ADC Reviews

The difference between antibody drug conjugates and traditional antibody drugs

antibody drugs

Monoclonal antibody drugs, the full name is also known as monoclonal antibody drugs. As the name suggests, these drugs are closely related to the body’s own antibodies. It turns out that when the antibodies in the human body fight against tumor cells, B lymphocytes continuously synthesize a large number of antibodies. However, compared with tumor cells that self-replicate and proliferate indefinitely, the number of self-replication of B lymphocytes is limited. As a result, the number of antibodies produced by limited B lymphocytes is far from being able to fight against more and more tumor cells.

At this time, it would be a perfect result if immortalized tumor cells could help synthesize antibodies against B lymphocytes. Thus, intelligent human beings integrate cells from two seemingly opposing camps.

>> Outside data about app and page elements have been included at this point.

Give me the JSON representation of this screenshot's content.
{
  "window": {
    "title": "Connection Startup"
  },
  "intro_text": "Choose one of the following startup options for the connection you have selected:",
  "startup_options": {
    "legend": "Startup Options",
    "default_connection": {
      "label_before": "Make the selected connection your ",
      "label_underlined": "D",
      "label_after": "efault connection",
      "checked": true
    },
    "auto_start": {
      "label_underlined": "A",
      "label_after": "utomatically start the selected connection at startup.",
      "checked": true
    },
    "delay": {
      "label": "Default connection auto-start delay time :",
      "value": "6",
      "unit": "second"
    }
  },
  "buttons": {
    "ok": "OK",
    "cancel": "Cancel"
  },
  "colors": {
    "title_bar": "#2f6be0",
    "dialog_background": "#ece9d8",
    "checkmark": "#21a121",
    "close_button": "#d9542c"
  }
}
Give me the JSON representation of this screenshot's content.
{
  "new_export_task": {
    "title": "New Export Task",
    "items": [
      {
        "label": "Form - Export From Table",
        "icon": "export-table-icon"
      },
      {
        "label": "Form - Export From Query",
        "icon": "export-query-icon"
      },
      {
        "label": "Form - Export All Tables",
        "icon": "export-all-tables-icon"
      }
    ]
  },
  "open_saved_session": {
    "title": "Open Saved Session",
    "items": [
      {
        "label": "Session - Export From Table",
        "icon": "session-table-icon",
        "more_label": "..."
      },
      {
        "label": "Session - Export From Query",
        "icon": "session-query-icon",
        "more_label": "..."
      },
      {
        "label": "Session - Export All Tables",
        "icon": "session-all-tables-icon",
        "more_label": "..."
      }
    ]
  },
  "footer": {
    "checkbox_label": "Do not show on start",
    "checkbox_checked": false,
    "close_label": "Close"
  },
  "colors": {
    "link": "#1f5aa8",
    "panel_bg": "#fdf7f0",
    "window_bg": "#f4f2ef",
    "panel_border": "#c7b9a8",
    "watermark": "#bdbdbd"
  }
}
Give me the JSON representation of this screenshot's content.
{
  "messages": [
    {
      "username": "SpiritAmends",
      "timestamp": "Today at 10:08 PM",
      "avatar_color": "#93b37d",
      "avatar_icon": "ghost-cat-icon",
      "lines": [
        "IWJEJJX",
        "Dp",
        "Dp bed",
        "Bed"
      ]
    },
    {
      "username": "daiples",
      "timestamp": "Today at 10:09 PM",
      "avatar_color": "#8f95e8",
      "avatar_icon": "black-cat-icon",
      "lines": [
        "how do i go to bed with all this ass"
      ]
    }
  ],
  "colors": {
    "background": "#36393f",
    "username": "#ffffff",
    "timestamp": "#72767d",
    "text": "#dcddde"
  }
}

Antibodies have the characteristics of strong specificity, diversity of anti-tumor types, and targeted anti-tumor properties. Is it foolproof as long as the antibodies are produced in large quantities in vitro and then injected into the body?

Traditional antibody drugs are based on this idea. However, on the one hand, the antibodies secreted by B lymphocytes are not pure, and if they are rashly injected into the human body, it will cause allergic reactions and threaten life; on the other hand, even if the antibodies can reach and bind to tumor cells, they are relatively large and cannot penetrate across tumor cell membranes. Antibodies in the body rely on the immune response effect to induce CTL cells to secrete granules in the cytoplasm to kill tumor cells. The binding of antibodies to tumor cells is prone to off-target failure. Even, antibodies can help the evil, prompting tumor cells to metastasize elsewhere.

Scientists have thought, can antibodies be used as a means of transportation? Because they have a particularly strong ability to track tumors, they are not afraid of failing to reach tumor cells. Small molecule drugs are placed in the transport vehicles, and the drugs can smoothly pass through the cell membrane, enter tumor cells, and kill tumor cells. In this way, antibody conjugates came into being.

Antibody conjugates well inherit the targeting characteristics of traditional antibody drugs and the cytotoxicity of small-molecule drugs, while avoiding their shortcomings well. In the process of fighting against tumor cells, the antibody conjugate first binds to the tumor cells, and then the small molecule drug carried by it enters the tumor cells and plays a killing effect. Due to the combined effect, the medication can be effectively reduced and the accompanying side effects can be alleviated.

At present, antibody conjugates have successfully occupied the most important position in the research and development of anti-tumor drugs, and it is believed that more and more monoclonal antibody drugs will appear in the near future.